Give back word for word every line from the one that includes "Decode this image" through the last line of the listing, and nothing besides.
##########
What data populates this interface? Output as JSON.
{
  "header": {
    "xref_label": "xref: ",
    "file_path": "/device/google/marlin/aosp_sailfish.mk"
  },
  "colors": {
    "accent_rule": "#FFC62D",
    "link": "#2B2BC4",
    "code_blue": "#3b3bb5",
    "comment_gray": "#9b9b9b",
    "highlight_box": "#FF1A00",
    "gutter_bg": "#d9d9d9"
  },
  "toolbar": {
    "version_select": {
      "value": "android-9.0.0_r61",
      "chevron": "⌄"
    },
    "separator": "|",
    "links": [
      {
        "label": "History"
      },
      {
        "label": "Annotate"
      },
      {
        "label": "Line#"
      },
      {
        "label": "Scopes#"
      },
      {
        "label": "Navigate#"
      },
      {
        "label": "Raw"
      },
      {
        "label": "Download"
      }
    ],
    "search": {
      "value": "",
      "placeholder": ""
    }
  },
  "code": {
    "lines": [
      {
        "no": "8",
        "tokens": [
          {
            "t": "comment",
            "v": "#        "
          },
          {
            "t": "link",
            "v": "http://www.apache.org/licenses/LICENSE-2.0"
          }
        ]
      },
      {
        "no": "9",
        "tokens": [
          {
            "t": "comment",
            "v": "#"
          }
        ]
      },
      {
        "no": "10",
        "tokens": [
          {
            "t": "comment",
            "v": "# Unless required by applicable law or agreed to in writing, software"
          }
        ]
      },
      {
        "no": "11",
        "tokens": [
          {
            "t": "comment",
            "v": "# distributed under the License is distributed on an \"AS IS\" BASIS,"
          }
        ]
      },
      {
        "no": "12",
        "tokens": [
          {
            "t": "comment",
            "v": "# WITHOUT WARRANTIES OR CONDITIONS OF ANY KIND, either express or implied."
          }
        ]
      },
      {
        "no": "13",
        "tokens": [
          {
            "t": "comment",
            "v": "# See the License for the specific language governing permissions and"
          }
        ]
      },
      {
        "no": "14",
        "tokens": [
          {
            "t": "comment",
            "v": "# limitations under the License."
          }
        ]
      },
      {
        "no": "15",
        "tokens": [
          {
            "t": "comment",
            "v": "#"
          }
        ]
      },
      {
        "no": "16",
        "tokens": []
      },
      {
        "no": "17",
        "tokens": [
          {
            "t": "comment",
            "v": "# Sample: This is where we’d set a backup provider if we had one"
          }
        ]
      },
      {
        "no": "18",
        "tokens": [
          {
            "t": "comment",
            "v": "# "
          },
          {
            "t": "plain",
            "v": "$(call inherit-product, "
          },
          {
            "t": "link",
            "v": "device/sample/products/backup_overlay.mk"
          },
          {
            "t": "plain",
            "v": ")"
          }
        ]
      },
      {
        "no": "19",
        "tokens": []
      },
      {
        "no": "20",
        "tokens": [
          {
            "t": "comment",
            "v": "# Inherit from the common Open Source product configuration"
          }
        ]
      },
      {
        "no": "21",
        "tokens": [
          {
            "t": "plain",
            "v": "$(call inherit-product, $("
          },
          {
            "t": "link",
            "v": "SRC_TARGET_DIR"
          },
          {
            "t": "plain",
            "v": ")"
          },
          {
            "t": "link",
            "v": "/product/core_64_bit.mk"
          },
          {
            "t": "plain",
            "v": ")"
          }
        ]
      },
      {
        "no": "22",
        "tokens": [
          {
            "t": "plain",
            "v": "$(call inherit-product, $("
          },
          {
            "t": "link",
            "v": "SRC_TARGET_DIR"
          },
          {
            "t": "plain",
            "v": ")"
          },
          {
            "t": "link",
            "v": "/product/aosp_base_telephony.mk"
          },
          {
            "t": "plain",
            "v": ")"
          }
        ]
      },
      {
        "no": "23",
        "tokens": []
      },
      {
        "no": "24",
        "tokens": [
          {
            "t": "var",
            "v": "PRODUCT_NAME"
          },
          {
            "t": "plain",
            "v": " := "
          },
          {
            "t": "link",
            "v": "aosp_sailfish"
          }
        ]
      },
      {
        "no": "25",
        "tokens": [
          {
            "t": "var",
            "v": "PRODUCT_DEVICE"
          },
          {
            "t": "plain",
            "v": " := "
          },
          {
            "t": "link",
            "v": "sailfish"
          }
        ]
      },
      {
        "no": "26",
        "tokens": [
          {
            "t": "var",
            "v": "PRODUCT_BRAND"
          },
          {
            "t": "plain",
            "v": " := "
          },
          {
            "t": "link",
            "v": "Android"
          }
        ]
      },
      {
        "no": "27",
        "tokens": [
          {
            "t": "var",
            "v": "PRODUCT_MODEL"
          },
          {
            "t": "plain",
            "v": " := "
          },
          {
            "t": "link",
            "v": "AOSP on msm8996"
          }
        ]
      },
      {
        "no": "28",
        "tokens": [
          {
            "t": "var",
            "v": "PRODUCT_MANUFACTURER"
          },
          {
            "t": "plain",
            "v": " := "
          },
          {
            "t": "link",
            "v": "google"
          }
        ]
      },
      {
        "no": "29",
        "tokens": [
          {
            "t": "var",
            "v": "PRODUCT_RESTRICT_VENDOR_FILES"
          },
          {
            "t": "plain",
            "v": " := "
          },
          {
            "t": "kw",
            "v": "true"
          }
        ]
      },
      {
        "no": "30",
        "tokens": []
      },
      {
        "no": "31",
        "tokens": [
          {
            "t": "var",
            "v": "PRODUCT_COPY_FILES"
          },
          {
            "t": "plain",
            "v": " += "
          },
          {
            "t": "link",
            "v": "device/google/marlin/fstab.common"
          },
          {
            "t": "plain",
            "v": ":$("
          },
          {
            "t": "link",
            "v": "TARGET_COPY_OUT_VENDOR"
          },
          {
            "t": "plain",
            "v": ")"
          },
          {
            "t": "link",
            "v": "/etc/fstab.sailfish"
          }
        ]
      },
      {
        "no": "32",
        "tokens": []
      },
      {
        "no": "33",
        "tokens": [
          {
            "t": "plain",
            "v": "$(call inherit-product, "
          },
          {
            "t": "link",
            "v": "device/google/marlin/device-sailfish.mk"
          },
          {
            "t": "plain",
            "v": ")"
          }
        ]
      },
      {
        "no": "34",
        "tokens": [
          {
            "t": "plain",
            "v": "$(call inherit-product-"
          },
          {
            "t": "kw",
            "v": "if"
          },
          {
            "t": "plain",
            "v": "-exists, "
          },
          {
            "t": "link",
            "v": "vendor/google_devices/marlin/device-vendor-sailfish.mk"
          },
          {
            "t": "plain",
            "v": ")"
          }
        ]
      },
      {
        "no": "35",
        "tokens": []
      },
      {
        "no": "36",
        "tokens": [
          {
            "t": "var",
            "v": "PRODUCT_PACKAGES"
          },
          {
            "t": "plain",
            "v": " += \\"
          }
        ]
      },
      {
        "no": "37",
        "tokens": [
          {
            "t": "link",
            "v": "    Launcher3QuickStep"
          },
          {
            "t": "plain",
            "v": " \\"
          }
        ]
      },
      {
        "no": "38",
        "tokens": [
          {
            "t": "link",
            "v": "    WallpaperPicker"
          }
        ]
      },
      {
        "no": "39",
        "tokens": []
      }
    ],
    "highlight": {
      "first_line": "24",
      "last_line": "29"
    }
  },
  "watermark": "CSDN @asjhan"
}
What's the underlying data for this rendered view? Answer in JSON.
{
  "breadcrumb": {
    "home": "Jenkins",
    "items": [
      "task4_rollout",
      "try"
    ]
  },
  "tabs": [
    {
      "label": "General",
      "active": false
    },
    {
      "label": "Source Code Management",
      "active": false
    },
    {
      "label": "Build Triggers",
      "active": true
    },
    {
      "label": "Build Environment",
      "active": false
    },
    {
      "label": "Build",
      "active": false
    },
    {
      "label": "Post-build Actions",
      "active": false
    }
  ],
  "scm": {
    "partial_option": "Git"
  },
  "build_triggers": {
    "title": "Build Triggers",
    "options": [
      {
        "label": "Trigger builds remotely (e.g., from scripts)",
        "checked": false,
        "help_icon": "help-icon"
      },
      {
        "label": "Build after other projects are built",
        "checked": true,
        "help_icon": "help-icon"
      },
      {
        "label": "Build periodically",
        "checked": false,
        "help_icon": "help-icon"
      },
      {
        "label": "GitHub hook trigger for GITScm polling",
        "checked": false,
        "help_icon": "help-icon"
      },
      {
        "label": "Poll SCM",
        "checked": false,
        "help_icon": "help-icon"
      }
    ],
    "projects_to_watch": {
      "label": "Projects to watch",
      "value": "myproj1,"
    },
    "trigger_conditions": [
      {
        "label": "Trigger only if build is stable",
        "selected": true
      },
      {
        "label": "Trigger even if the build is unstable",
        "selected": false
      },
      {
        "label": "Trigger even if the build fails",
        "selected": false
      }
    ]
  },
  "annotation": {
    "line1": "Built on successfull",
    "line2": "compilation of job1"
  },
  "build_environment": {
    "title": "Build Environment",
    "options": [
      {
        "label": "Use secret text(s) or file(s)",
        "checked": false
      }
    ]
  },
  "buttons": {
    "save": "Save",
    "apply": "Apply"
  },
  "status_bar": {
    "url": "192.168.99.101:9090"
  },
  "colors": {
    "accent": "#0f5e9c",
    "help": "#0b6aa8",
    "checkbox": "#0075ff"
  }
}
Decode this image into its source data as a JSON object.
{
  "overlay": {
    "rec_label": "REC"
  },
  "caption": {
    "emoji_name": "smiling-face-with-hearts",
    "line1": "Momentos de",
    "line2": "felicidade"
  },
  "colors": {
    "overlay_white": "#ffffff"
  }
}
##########
• Exercise result:
Decode this image into its source data as a JSON object.
{
  "overlay": {
    "rec_label": "REC"
  },
  "caption": {
    "emoji_name": "smiling-face-with-hearts",
    "line1": "Momentos de",
    "line2": "felicidade"
  },
  "colors": {
    "overlay_white": "#ffffff"
  }
}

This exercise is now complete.